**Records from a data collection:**
====
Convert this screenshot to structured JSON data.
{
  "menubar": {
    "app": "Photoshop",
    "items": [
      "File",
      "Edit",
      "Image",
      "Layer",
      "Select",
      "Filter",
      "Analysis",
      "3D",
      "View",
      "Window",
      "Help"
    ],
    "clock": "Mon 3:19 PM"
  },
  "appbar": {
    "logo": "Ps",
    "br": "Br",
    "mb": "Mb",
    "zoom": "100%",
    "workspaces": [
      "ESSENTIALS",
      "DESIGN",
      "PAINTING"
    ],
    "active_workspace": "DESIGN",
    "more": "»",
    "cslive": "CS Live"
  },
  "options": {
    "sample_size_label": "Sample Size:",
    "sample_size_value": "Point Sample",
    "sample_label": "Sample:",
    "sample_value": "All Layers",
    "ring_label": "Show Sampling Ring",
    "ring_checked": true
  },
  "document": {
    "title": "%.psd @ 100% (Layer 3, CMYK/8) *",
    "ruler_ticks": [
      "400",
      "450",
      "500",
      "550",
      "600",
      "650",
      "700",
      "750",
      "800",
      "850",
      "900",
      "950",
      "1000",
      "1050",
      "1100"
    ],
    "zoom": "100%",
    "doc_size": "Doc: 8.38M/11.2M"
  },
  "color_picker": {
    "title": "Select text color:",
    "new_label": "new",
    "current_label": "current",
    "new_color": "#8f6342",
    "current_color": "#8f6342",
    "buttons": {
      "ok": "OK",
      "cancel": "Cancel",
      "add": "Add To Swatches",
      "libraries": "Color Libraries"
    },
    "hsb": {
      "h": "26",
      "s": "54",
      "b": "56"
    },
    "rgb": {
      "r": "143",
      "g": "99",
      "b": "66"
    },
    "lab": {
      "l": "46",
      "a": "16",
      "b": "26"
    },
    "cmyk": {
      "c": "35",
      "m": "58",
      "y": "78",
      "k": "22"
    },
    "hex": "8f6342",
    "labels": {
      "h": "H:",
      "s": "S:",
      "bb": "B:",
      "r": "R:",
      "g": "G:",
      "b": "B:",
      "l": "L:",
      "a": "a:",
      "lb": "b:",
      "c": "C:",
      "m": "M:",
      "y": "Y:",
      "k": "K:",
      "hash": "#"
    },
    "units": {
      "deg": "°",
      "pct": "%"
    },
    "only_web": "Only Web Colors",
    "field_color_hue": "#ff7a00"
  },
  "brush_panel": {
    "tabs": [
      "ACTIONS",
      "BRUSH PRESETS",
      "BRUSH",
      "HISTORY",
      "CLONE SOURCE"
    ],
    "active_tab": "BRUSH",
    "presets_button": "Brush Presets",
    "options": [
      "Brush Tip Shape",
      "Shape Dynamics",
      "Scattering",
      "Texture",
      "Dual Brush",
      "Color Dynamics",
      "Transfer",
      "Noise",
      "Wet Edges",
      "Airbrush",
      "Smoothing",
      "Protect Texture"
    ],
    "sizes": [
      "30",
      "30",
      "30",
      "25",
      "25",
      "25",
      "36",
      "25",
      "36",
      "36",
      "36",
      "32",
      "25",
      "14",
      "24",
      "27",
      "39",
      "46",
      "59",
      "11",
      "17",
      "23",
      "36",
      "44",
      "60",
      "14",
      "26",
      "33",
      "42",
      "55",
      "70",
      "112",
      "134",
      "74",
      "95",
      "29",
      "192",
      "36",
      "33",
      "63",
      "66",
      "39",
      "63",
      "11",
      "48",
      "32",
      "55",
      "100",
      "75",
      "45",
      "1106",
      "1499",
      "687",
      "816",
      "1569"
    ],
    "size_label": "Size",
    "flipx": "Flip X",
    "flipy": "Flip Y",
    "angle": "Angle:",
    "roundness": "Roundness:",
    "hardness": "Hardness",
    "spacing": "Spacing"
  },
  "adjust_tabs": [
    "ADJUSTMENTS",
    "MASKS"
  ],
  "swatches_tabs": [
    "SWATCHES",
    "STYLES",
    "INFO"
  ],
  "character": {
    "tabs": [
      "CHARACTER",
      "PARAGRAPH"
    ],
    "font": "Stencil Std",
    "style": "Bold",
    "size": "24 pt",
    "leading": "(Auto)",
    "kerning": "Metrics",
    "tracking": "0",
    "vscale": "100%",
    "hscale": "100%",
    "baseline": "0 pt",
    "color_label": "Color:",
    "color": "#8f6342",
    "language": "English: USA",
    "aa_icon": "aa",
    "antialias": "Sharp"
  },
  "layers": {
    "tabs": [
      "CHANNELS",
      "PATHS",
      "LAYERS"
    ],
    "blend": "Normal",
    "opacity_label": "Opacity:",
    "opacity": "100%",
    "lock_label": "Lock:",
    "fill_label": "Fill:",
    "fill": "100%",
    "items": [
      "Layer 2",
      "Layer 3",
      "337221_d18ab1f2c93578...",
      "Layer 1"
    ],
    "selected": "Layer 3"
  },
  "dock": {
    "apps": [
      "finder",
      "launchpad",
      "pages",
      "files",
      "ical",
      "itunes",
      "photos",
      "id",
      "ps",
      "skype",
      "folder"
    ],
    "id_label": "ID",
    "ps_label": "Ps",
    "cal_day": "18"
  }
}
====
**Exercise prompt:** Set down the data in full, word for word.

**Response area:**
Convert this screenshot to structured JSON data.
{
  "menubar": {
    "app": "Photoshop",
    "items": [
      "File",
      "Edit",
      "Image",
      "Layer",
      "Select",
      "Filter",
      "Analysis",
      "3D",
      "View",
      "Window",
      "Help"
    ],
    "clock": "Mon 3:19 PM"
  },
  "appbar": {
    "logo": "Ps",
    "br": "Br",
    "mb": "Mb",
    "zoom": "100%",
    "workspaces": [
      "ESSENTIALS",
      "DESIGN",
      "PAINTING"
    ],
    "active_workspace": "DESIGN",
    "more": "»",
    "cslive": "CS Live"
  },
  "options": {
    "sample_size_label": "Sample Size:",
    "sample_size_value": "Point Sample",
    "sample_label": "Sample:",
    "sample_value": "All Layers",
    "ring_label": "Show Sampling Ring",
    "ring_checked": true
  },
  "document": {
    "title": "%.psd @ 100% (Layer 3, CMYK/8) *",
    "ruler_ticks": [
      "400",
      "450",
      "500",
      "550",
      "600",
      "650",
      "700",
      "750",
      "800",
      "850",
      "900",
      "950",
      "1000",
      "1050",
      "1100"
    ],
    "zoom": "100%",
    "doc_size": "Doc: 8.38M/11.2M"
  },
  "color_picker": {
    "title": "Select text color:",
    "new_label": "new",
    "current_label": "current",
    "new_color": "#8f6342",
    "current_color": "#8f6342",
    "buttons": {
      "ok": "OK",
      "cancel": "Cancel",
      "add": "Add To Swatches",
      "libraries": "Color Libraries"
    },
    "hsb": {
      "h": "26",
      "s": "54",
      "b": "56"
    },
    "rgb": {
      "r": "143",
      "g": "99",
      "b": "66"
    },
    "lab": {
      "l": "46",
      "a": "16",
      "b": "26"
    },
    "cmyk": {
      "c": "35",
      "m": "58",
      "y": "78",
      "k": "22"
    },
    "hex": "8f6342",
    "labels": {
      "h": "H:",
      "s": "S:",
      "bb": "B:",
      "r": "R:",
      "g": "G:",
      "b": "B:",
      "l": "L:",
      "a": "a:",
      "lb": "b:",
      "c": "C:",
      "m": "M:",
      "y": "Y:",
      "k": "K:",
      "hash": "#"
    },
    "units": {
      "deg": "°",
      "pct": "%"
    },
    "only_web": "Only Web Colors",
    "field_color_hue": "#ff7a00"
  },
  "brush_panel": {
    "tabs": [
      "ACTIONS",
      "BRUSH PRESETS",
      "BRUSH",
      "HISTORY",
      "CLONE SOURCE"
    ],
    "active_tab": "BRUSH",
    "presets_button": "Brush Presets",
    "options": [
      "Brush Tip Shape",
      "Shape Dynamics",
      "Scattering",
      "Texture",
      "Dual Brush",
      "Color Dynamics",
      "Transfer",
      "Noise",
      "Wet Edges",
      "Airbrush",
      "Smoothing",
      "Protect Texture"
    ],
    "sizes": [
      "30",
      "30",
      "30",
      "25",
      "25",
      "25",
      "36",
      "25",
      "36",
      "36",
      "36",
      "32",
      "25",
      "14",
      "24",
      "27",
      "39",
      "46",
      "59",
      "11",
      "17",
      "23",
      "36",
      "44",
      "60",
      "14",
      "26",
      "33",
      "42",
      "55",
      "70",
      "112",
      "134",
      "74",
      "95",
      "29",
      "192",
      "36",
      "33",
      "63",
      "66",
      "39",
      "63",
      "11",
      "48",
      "32",
      "55",
      "100",
      "75",
      "45",
      "1106",
      "1499",
      "687",
      "816",
      "1569"
    ],
    "size_label": "Size",
    "flipx": "Flip X",
    "flipy": "Flip Y",
    "angle": "Angle:",
    "roundness": "Roundness:",
    "hardness": "Hardness",
    "spacing": "Spacing"
  },
  "adjust_tabs": [
    "ADJUSTMENTS",
    "MASKS"
  ],
  "swatches_tabs": [
    "SWATCHES",
    "STYLES",
    "INFO"
  ],
  "character": {
    "tabs": [
      "CHARACTER",
      "PARAGRAPH"
    ],
    "font": "Stencil Std",
    "style": "Bold",
    "size": "24 pt",
    "leading": "(Auto)",
    "kerning": "Metrics",
    "tracking": "0",
    "vscale": "100%",
    "hscale": "100%",
    "baseline": "0 pt",
    "color_label": "Color:",
    "color": "#8f6342",
    "language": "English: USA",
    "aa_icon": "aa",
    "antialias": "Sharp"
  },
  "layers": {
    "tabs": [
      "CHANNELS",
      "PATHS",
      "LAYERS"
    ],
    "blend": "Normal",
    "opacity_label": "Opacity:",
    "opacity": "100%",
    "lock_label": "Lock:",
    "fill_label": "Fill:",
    "fill": "100%",
    "items": [
      "Layer 2",
      "Layer 3",
      "337221_d18ab1f2c93578...",
      "Layer 1"
    ],
    "selected": "Layer 3"
  },
  "dock": {
    "apps": [
      "finder",
      "launchpad",
      "pages",
      "files",
      "ical",
      "itunes",
      "photos",
      "id",
      "ps",
      "skype",
      "folder"
    ],
    "id_label": "ID",
    "ps_label": "Ps",
    "cal_day": "18"
  }
}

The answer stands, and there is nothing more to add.